Locals are banding together to push for improvements to Ontario’s long-term care system and call for that care to be under the Canada Health Act.
The Haliburton-CKL Long-Term Care Coalition is a new public group made up of people from across both Haliburton and Kawartha Lakes. It formally announced itself Sept. 24 and seeks to address the deficiencies in long-term care made apparent by COVID-19.
Member Bonnie Roe said they feel bringing it into the Canada Health Act will help address those issues.
“There’s a real issue around the quality of care,” Roe said. “With COVID, it stretched staff, working hours, training. I think it’s just stretched people too thin.”

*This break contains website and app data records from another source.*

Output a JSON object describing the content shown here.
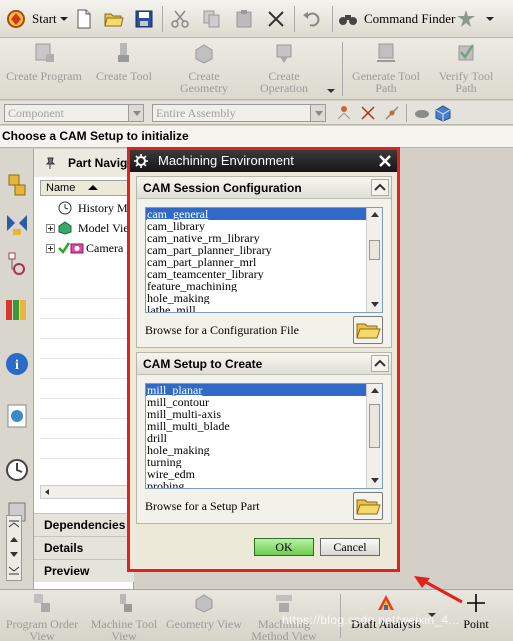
{
  "toolbar": {
    "start_label": "Start",
    "command_finder_label": "Command Finder"
  },
  "ribbon_top": {
    "buttons": [
      {
        "label1": "Create Program",
        "label2": ""
      },
      {
        "label1": "Create Tool",
        "label2": ""
      },
      {
        "label1": "Create",
        "label2": "Geometry"
      },
      {
        "label1": "Create",
        "label2": "Operation"
      },
      {
        "label1": "Generate Tool",
        "label2": "Path"
      },
      {
        "label1": "Verify Tool",
        "label2": "Path"
      }
    ]
  },
  "filter_bar": {
    "type_filter": "Component",
    "scope_filter": "Entire Assembly"
  },
  "cue_line": "Choose a CAM Setup to initialize",
  "navigator": {
    "title": "Part Navig",
    "column_name": "Name",
    "items": [
      "History Mo",
      "Model Vie",
      "Camera"
    ],
    "sections": [
      "Dependencies",
      "Details",
      "Preview"
    ]
  },
  "dialog": {
    "title": "Machining Environment",
    "session_config": {
      "heading": "CAM Session Configuration",
      "items": [
        "cam_general",
        "cam_library",
        "cam_native_rm_library",
        "cam_part_planner_library",
        "cam_part_planner_mrl",
        "cam_teamcenter_library",
        "feature_machining",
        "hole_making",
        "lathe_mill"
      ],
      "selected": "cam_general",
      "browse_label": "Browse for a Configuration File"
    },
    "setup": {
      "heading": "CAM Setup to Create",
      "items": [
        "mill_planar",
        "mill_contour",
        "mill_multi-axis",
        "mill_multi_blade",
        "drill",
        "hole_making",
        "turning",
        "wire_edm",
        "probing"
      ],
      "selected": "mill_planar",
      "browse_label": "Browse for a Setup Part"
    },
    "ok_label": "OK",
    "cancel_label": "Cancel"
  },
  "ribbon_bottom": {
    "buttons": [
      {
        "label1": "Program Order",
        "label2": "View"
      },
      {
        "label1": "Machine Tool",
        "label2": "View"
      },
      {
        "label1": "Geometry View",
        "label2": ""
      },
      {
        "label1": "Machining",
        "label2": "Method View"
      },
      {
        "label1": "Draft Analysis",
        "label2": ""
      },
      {
        "label1": "Point",
        "label2": ""
      }
    ]
  },
  "watermark": "https://blog.csdn.net/weixin_4...",
  "colors": {
    "highlight_border": "#e0211c",
    "selection": "#3169c6",
    "ok_green": "#6ccc4e"
  }
}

The coalition is also calling for an end to private, for-profit nursing home companies and a change in long-term care culture to become more resident-centred and rights-based. Roe said they have established contacts in other organizations, like the Ontario Health Coalition, with similar objectives. She said the group is getting a positive response.

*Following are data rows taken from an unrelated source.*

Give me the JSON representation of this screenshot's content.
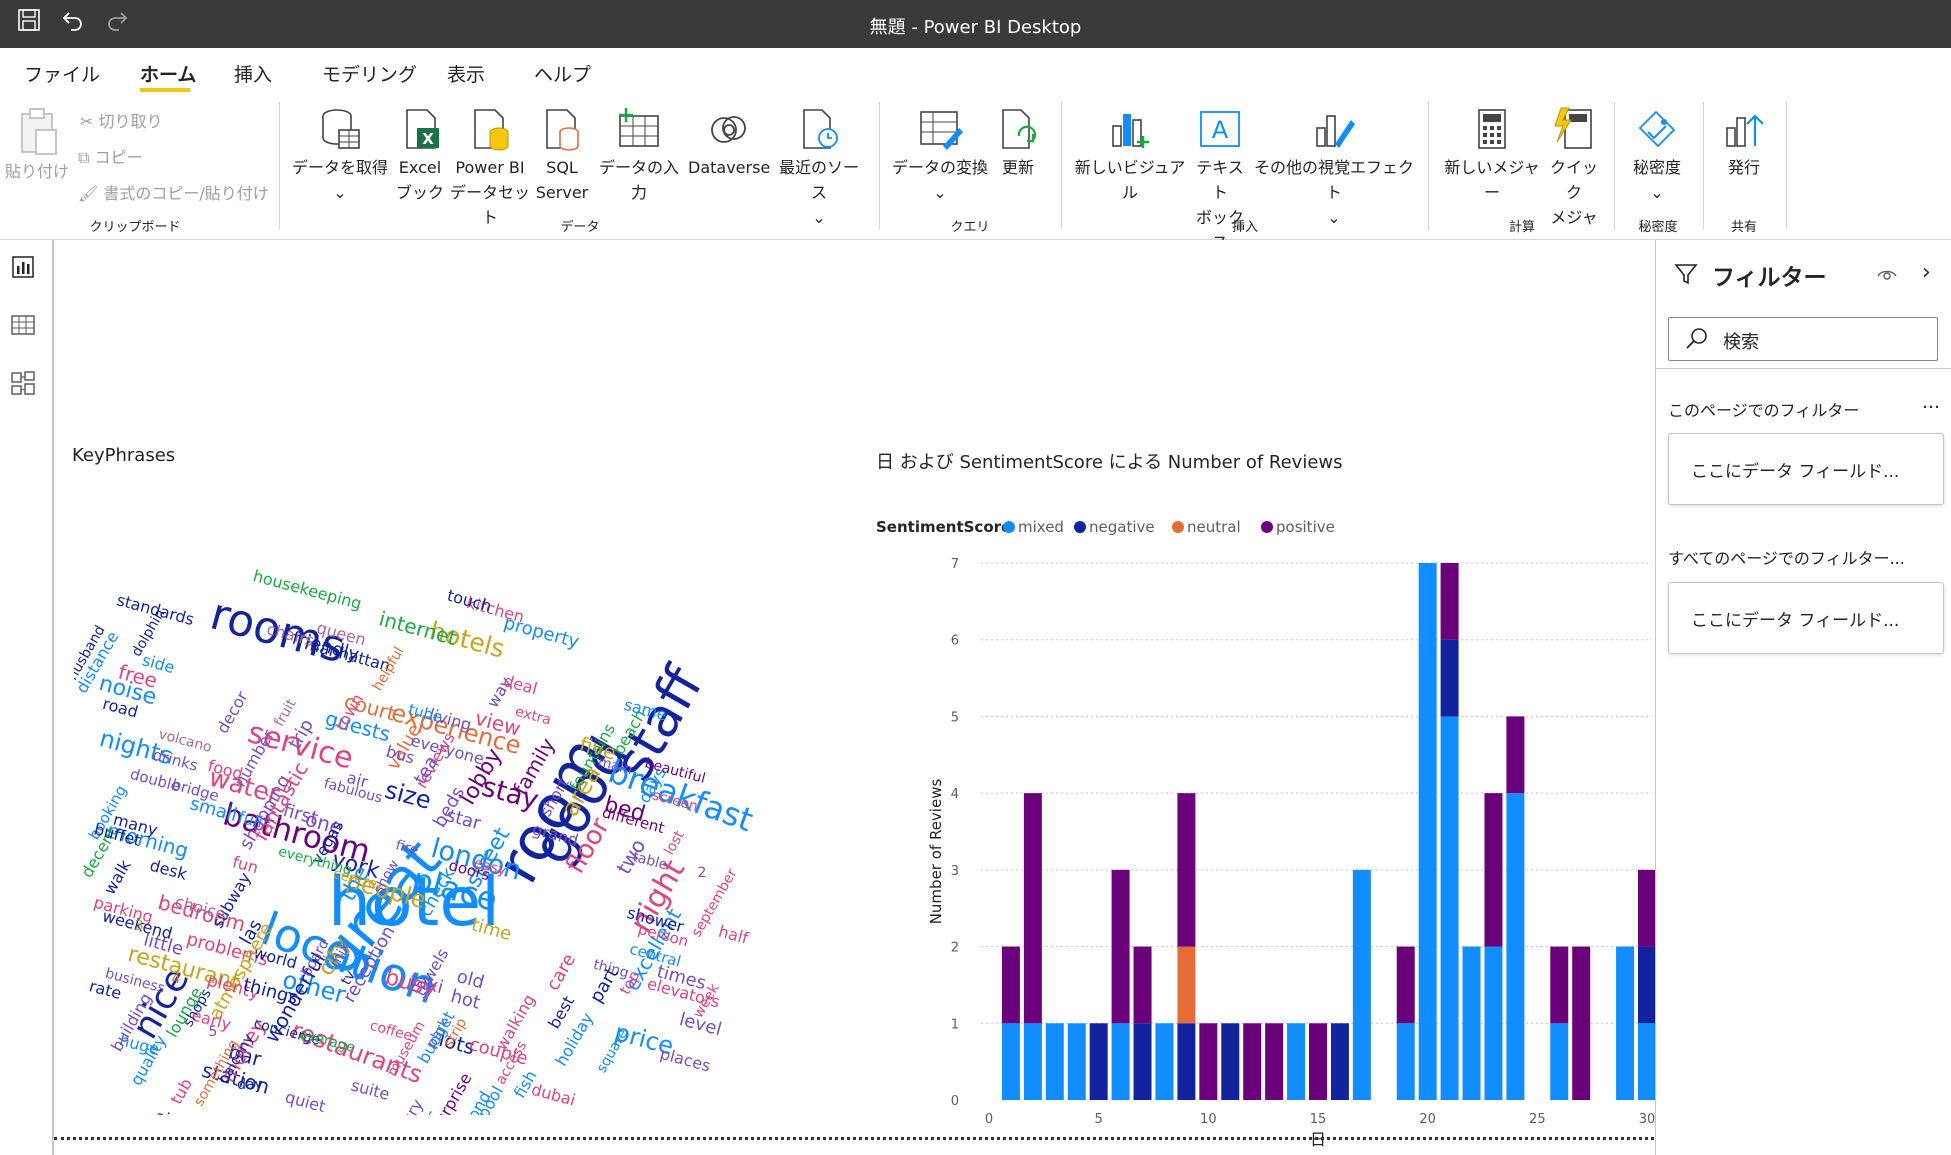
{
  "app": {
    "title": "無題 - Power BI Desktop"
  },
  "menu": {
    "items": [
      "ファイル",
      "ホーム",
      "挿入",
      "モデリング",
      "表示",
      "ヘルプ"
    ],
    "active": "ホーム"
  },
  "ribbon": {
    "clipboard": {
      "paste": "貼り付け",
      "cut": "切り取り",
      "copy": "コピー",
      "format": "書式のコピー/貼り付け",
      "group": "クリップボード"
    },
    "data": {
      "get": "データを取得",
      "excel1": "Excel",
      "excel2": "ブック",
      "pbi1": "Power BI",
      "pbi2": "データセット",
      "sql1": "SQL",
      "sql2": "Server",
      "enter": "データの入力",
      "dataverse": "Dataverse",
      "recent": "最近のソース",
      "group": "データ"
    },
    "query": {
      "transform": "データの変換",
      "refresh": "更新",
      "group": "クエリ"
    },
    "insert": {
      "visual": "新しいビジュアル",
      "text1": "テキスト",
      "text2": "ボックス",
      "more": "その他の視覚エフェクト",
      "group": "挿入"
    },
    "calc": {
      "measure": "新しいメジャー",
      "quick1": "クイック",
      "quick2": "メジャー",
      "group": "計算"
    },
    "sensitivity": {
      "label": "秘密度",
      "group": "秘密度"
    },
    "share": {
      "publish": "発行",
      "group": "共有"
    }
  },
  "filters": {
    "title": "フィルター",
    "search_placeholder": "検索",
    "this_page": "このページでのフィルター",
    "all_pages": "すべてのページでのフィルター...",
    "well_text": "ここにデータ フィールド..."
  },
  "wordcloud": {
    "title": "KeyPhrases",
    "words": [
      {
        "w": "hotel",
        "c": "#118dff"
      },
      {
        "w": "room",
        "c": "#12239e"
      },
      {
        "w": "great",
        "c": "#118dff"
      },
      {
        "w": "location",
        "c": "#118dff"
      },
      {
        "w": "staff",
        "c": "#12239e"
      },
      {
        "w": "good",
        "c": "#12239e"
      },
      {
        "w": "rooms",
        "c": "#12239e"
      },
      {
        "w": "breakfast",
        "c": "#118dff"
      },
      {
        "w": "service",
        "c": "#e04480"
      },
      {
        "w": "bathroom",
        "c": "#6b007b"
      },
      {
        "w": "nice",
        "c": "#12239e"
      },
      {
        "w": "place",
        "c": "#118dff"
      },
      {
        "w": "restaurants",
        "c": "#e04480"
      },
      {
        "w": "london",
        "c": "#118dff"
      },
      {
        "w": "hotels",
        "c": "#c8a41d"
      },
      {
        "w": "experience",
        "c": "#e66c37"
      },
      {
        "w": "stay",
        "c": "#6b007b"
      },
      {
        "w": "night",
        "c": "#e04480"
      },
      {
        "w": "people",
        "c": "#c8a41d"
      },
      {
        "w": "floor",
        "c": "#e04480"
      },
      {
        "w": "water",
        "c": "#e04480"
      },
      {
        "w": "size",
        "c": "#12239e"
      },
      {
        "w": "noise",
        "c": "#118dff"
      },
      {
        "w": "nights",
        "c": "#118dff"
      },
      {
        "w": "area",
        "c": "#c8a41d"
      },
      {
        "w": "other",
        "c": "#118dff"
      },
      {
        "w": "price",
        "c": "#118dff"
      },
      {
        "w": "restaurant",
        "c": "#c8a41d"
      },
      {
        "w": "internet",
        "c": "#1aab40"
      },
      {
        "w": "housekeeping",
        "c": "#1aab40"
      },
      {
        "w": "bed",
        "c": "#6b007b"
      },
      {
        "w": "lobby",
        "c": "#6b007b"
      },
      {
        "w": "street",
        "c": "#118dff"
      },
      {
        "w": "york",
        "c": "#12239e"
      },
      {
        "w": "lots",
        "c": "#12239e"
      },
      {
        "w": "station",
        "c": "#12239e"
      },
      {
        "w": "bar",
        "c": "#12239e"
      },
      {
        "w": "money",
        "c": "#e04480"
      },
      {
        "w": "bedroom",
        "c": "#e04480"
      },
      {
        "w": "morning",
        "c": "#118dff"
      },
      {
        "w": "guests",
        "c": "#118dff"
      },
      {
        "w": "town",
        "c": "#e04480"
      },
      {
        "w": "city",
        "c": "#c8a41d"
      },
      {
        "w": "couple",
        "c": "#e04480"
      },
      {
        "w": "time",
        "c": "#c8a41d"
      },
      {
        "w": "excellent",
        "c": "#118dff"
      },
      {
        "w": "fountains",
        "c": "#1aab40"
      },
      {
        "w": "beach",
        "c": "#1aab40"
      },
      {
        "w": "free",
        "c": "#e04480"
      },
      {
        "w": "standards",
        "c": "#12239e"
      },
      {
        "w": "friendly",
        "c": "#12239e"
      },
      {
        "w": "manhattan",
        "c": "#12239e"
      },
      {
        "w": "property",
        "c": "#118dff"
      },
      {
        "w": "kitchen",
        "c": "#e04480"
      },
      {
        "w": "touch",
        "c": "#12239e"
      },
      {
        "w": "queen",
        "c": "#a66999"
      },
      {
        "w": "chairs",
        "c": "#a66999"
      },
      {
        "w": "helpful",
        "c": "#e66c37"
      },
      {
        "w": "side",
        "c": "#118dff"
      },
      {
        "w": "road",
        "c": "#12239e"
      },
      {
        "w": "distance",
        "c": "#118dff"
      },
      {
        "w": "husband",
        "c": "#12239e"
      },
      {
        "w": "dolphin",
        "c": "#12239e"
      },
      {
        "w": "decor",
        "c": "#744ec2"
      },
      {
        "w": "number",
        "c": "#744ec2"
      },
      {
        "w": "fruit",
        "c": "#a66999"
      },
      {
        "w": "trip",
        "c": "#744ec2"
      },
      {
        "w": "volcano",
        "c": "#a66999"
      },
      {
        "w": "drinks",
        "c": "#744ec2"
      },
      {
        "w": "booking",
        "c": "#118dff"
      },
      {
        "w": "food",
        "c": "#e04480"
      },
      {
        "w": "double",
        "c": "#744ec2"
      },
      {
        "w": "bridge",
        "c": "#744ec2"
      },
      {
        "w": "shopping",
        "c": "#744ec2"
      },
      {
        "w": "fantastic",
        "c": "#e04480"
      },
      {
        "w": "first",
        "c": "#744ec2"
      },
      {
        "w": "air",
        "c": "#744ec2"
      },
      {
        "w": "fabulous",
        "c": "#744ec2"
      },
      {
        "w": "value",
        "c": "#e66c37"
      },
      {
        "w": "living",
        "c": "#744ec2"
      },
      {
        "w": "everyone",
        "c": "#744ec2"
      },
      {
        "w": "view",
        "c": "#e04480"
      },
      {
        "w": "way",
        "c": "#744ec2"
      },
      {
        "w": "deal",
        "c": "#e04480"
      },
      {
        "w": "extra",
        "c": "#e04480"
      },
      {
        "w": "family",
        "c": "#6b007b"
      },
      {
        "w": "same",
        "c": "#118dff"
      },
      {
        "w": "days",
        "c": "#118dff"
      },
      {
        "w": "main",
        "c": "#744ec2"
      },
      {
        "w": "beautiful",
        "c": "#6b007b"
      },
      {
        "w": "screen",
        "c": "#e04480"
      },
      {
        "w": "lost",
        "c": "#e04480"
      },
      {
        "w": "different",
        "c": "#6b007b"
      },
      {
        "w": "table",
        "c": "#744ec2"
      },
      {
        "w": "september",
        "c": "#e04480"
      },
      {
        "w": "two",
        "c": "#744ec2"
      },
      {
        "w": "grand",
        "c": "#744ec2"
      },
      {
        "w": "short",
        "c": "#744ec2"
      },
      {
        "w": "decent",
        "c": "#1aab40"
      },
      {
        "w": "buffet",
        "c": "#12239e"
      },
      {
        "w": "many",
        "c": "#12239e"
      },
      {
        "w": "small",
        "c": "#118dff"
      },
      {
        "w": "full",
        "c": "#118dff"
      },
      {
        "w": "one",
        "c": "#744ec2"
      },
      {
        "w": "walk",
        "c": "#12239e"
      },
      {
        "w": "desk",
        "c": "#12239e"
      },
      {
        "w": "fun",
        "c": "#e04480"
      },
      {
        "w": "vegas",
        "c": "#12239e"
      },
      {
        "w": "the",
        "c": "#118dff"
      },
      {
        "w": "fire",
        "c": "#744ec2"
      },
      {
        "w": "show",
        "c": "#744ec2"
      },
      {
        "w": "beds",
        "c": "#744ec2"
      },
      {
        "w": "star",
        "c": "#744ec2"
      },
      {
        "w": "easy",
        "c": "#e04480"
      },
      {
        "w": "doors",
        "c": "#6b007b"
      },
      {
        "w": "check",
        "c": "#118dff"
      },
      {
        "w": "subway",
        "c": "#12239e"
      },
      {
        "w": "everything",
        "c": "#1aab40"
      },
      {
        "w": "centre",
        "c": "#c8a41d"
      },
      {
        "w": "towels",
        "c": "#744ec2"
      },
      {
        "w": "park",
        "c": "#744ec2"
      },
      {
        "w": "strip",
        "c": "#e66c37"
      },
      {
        "w": "care",
        "c": "#e04480"
      },
      {
        "w": "shower",
        "c": "#12239e"
      },
      {
        "w": "half",
        "c": "#e04480"
      },
      {
        "w": "person",
        "c": "#e04480"
      },
      {
        "w": "central",
        "c": "#118dff"
      },
      {
        "w": "times",
        "c": "#744ec2"
      },
      {
        "w": "elevators",
        "c": "#e04480"
      },
      {
        "w": "thing",
        "c": "#744ec2"
      },
      {
        "w": "parking",
        "c": "#e04480"
      },
      {
        "w": "weekend",
        "c": "#12239e"
      },
      {
        "w": "choice",
        "c": "#a66999"
      },
      {
        "w": "las",
        "c": "#12239e"
      },
      {
        "w": "little",
        "c": "#744ec2"
      },
      {
        "w": "problems",
        "c": "#e04480"
      },
      {
        "w": "world",
        "c": "#12239e"
      },
      {
        "w": "business",
        "c": "#744ec2"
      },
      {
        "w": "atmosphere",
        "c": "#c8a41d"
      },
      {
        "w": "plenty",
        "c": "#e04480"
      },
      {
        "w": "rate",
        "c": "#12239e"
      },
      {
        "w": "early",
        "c": "#e04480"
      },
      {
        "w": "huge",
        "c": "#118dff"
      },
      {
        "w": "building",
        "c": "#744ec2"
      },
      {
        "w": "lounge",
        "c": "#1aab40"
      },
      {
        "w": "shops",
        "c": "#12239e"
      },
      {
        "w": "things",
        "c": "#12239e"
      },
      {
        "w": "wonderful",
        "c": "#12239e"
      },
      {
        "w": "board",
        "c": "#744ec2"
      },
      {
        "w": "mix",
        "c": "#744ec2"
      },
      {
        "w": "tv",
        "c": "#12239e"
      },
      {
        "w": "reception",
        "c": "#744ec2"
      },
      {
        "w": "taxi",
        "c": "#744ec2"
      },
      {
        "w": "hot",
        "c": "#744ec2"
      },
      {
        "w": "old",
        "c": "#744ec2"
      },
      {
        "w": "walking",
        "c": "#e04480"
      },
      {
        "w": "best",
        "c": "#12239e"
      },
      {
        "w": "part",
        "c": "#12239e"
      },
      {
        "w": "top",
        "c": "#e04480"
      },
      {
        "w": "level",
        "c": "#744ec2"
      },
      {
        "w": "week",
        "c": "#e04480"
      },
      {
        "w": "places",
        "c": "#744ec2"
      },
      {
        "w": "holiday",
        "c": "#118dff"
      },
      {
        "w": "square",
        "c": "#118dff"
      },
      {
        "w": "dubai",
        "c": "#e04480"
      },
      {
        "w": "fish",
        "c": "#118dff"
      },
      {
        "w": "access",
        "c": "#e04480"
      },
      {
        "w": "second",
        "c": "#118dff"
      },
      {
        "w": "pool",
        "c": "#118dff"
      },
      {
        "w": "surprise",
        "c": "#6b007b"
      },
      {
        "w": "budget",
        "c": "#118dff"
      },
      {
        "w": "coffee",
        "c": "#e04480"
      },
      {
        "w": "museum",
        "c": "#e04480"
      },
      {
        "w": "music",
        "c": "#1aab40"
      },
      {
        "w": "luxury",
        "c": "#744ec2"
      },
      {
        "w": "suite",
        "c": "#744ec2"
      },
      {
        "w": "last",
        "c": "#c8a41d"
      },
      {
        "w": "quiet",
        "c": "#744ec2"
      },
      {
        "w": "years",
        "c": "#744ec2"
      },
      {
        "w": "advisor",
        "c": "#12239e"
      },
      {
        "w": "airport",
        "c": "#12239e"
      },
      {
        "w": "tub",
        "c": "#e04480"
      },
      {
        "w": "quality",
        "c": "#118dff"
      },
      {
        "w": "something",
        "c": "#e66c37"
      },
      {
        "w": "balcony",
        "c": "#12239e"
      },
      {
        "w": "concierge",
        "c": "#12239e"
      },
      {
        "w": "average",
        "c": "#1aab40"
      },
      {
        "w": "reviews",
        "c": "#e04480"
      },
      {
        "w": "tea",
        "c": "#744ec2"
      },
      {
        "w": "busy",
        "c": "#e04480"
      },
      {
        "w": "five",
        "c": "#c8a41d"
      },
      {
        "w": "bus",
        "c": "#744ec2"
      },
      {
        "w": "court",
        "c": "#e66c37"
      },
      {
        "w": "tube",
        "c": "#118dff"
      },
      {
        "w": "2",
        "c": "#744ec2"
      },
      {
        "w": "3",
        "c": "#c8a41d"
      },
      {
        "w": "4",
        "c": "#e66c37"
      },
      {
        "w": "5",
        "c": "#744ec2"
      },
      {
        "w": "day",
        "c": "#12239e"
      }
    ]
  },
  "chart_data": {
    "type": "bar",
    "stacked": true,
    "title": "日 および SentimentScore による Number of Reviews",
    "legend_title": "SentimentScore",
    "xlabel": "日",
    "ylabel": "Number of Reviews",
    "ylim": [
      0,
      7
    ],
    "yticks": [
      0,
      1,
      2,
      3,
      4,
      5,
      6,
      7
    ],
    "xticks": [
      0,
      5,
      10,
      15,
      20,
      25,
      30
    ],
    "categories": [
      1,
      2,
      3,
      4,
      5,
      6,
      7,
      8,
      9,
      10,
      11,
      12,
      13,
      14,
      15,
      16,
      17,
      18,
      19,
      20,
      21,
      22,
      23,
      24,
      25,
      26,
      27,
      28,
      29,
      30
    ],
    "series": [
      {
        "name": "mixed",
        "color": "#118dff",
        "values": [
          1,
          1,
          1,
          1,
          0,
          1,
          0,
          1,
          0,
          0,
          0,
          0,
          0,
          1,
          0,
          0,
          3,
          0,
          1,
          7,
          5,
          2,
          2,
          4,
          0,
          1,
          0,
          0,
          2,
          1,
          1
        ]
      },
      {
        "name": "negative",
        "color": "#12239e",
        "values": [
          0,
          0,
          0,
          0,
          1,
          0,
          1,
          0,
          1,
          0,
          1,
          0,
          0,
          0,
          0,
          1,
          0,
          0,
          0,
          0,
          1,
          0,
          0,
          0,
          0,
          0,
          0,
          0,
          0,
          1,
          0
        ]
      },
      {
        "name": "neutral",
        "color": "#e66c37",
        "values": [
          0,
          0,
          0,
          0,
          0,
          0,
          0,
          0,
          1,
          0,
          0,
          0,
          0,
          0,
          0,
          0,
          0,
          0,
          0,
          0,
          0,
          0,
          0,
          0,
          0,
          0,
          0,
          0,
          0,
          0,
          0
        ]
      },
      {
        "name": "positive",
        "color": "#6b007b",
        "values": [
          1,
          3,
          0,
          0,
          0,
          2,
          1,
          0,
          2,
          1,
          0,
          1,
          1,
          0,
          1,
          0,
          0,
          0,
          1,
          0,
          1,
          0,
          2,
          1,
          0,
          1,
          2,
          0,
          0,
          1,
          1
        ]
      }
    ],
    "grid": true,
    "legend_position": "top-left"
  }
}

“It affects everyone,” she said. “This issue is not new.”
Long-term care in the province came under scrutiny when the military, called in to assist amidst the pandemic, reported terrible conditions at some private long-term care homes. That prompted the province to launch an independent commission.
“Every publicly funded dollar and every dollar paid by the residents of long-term care should go to their care, not to profit corporate entities and their shareholders,” Haliburton member Brigitte Gebauer said in a press release.
Kawartha Lakes member and former federal NDP candidate Mike Perry said they have ambitious goals but there is a great need.
“We need to help our seniors, front-line workers, and families,” Perry said. “To build things back better, as any of us may need long-term care ourselves one day.”
The group is planning its first event in Haliburton Oct. 8, in solidarity with a day of action organized by the Ontario Health Coalition to call for long-term care improvements. Anyone interested in the group is encouraged to contact Roe at 705- 286-2414 or email@example.com.
Roe said improved standards could help local care providers and prevent situations such as the roof leaks at the Highland Wood Long-Term Care Home in February 2019.
“We feel that the regulations, if they were under the Canada Health Act, would be for all long-term care facilities,” Roe said. “Hopefully, that would help prevent the issues.”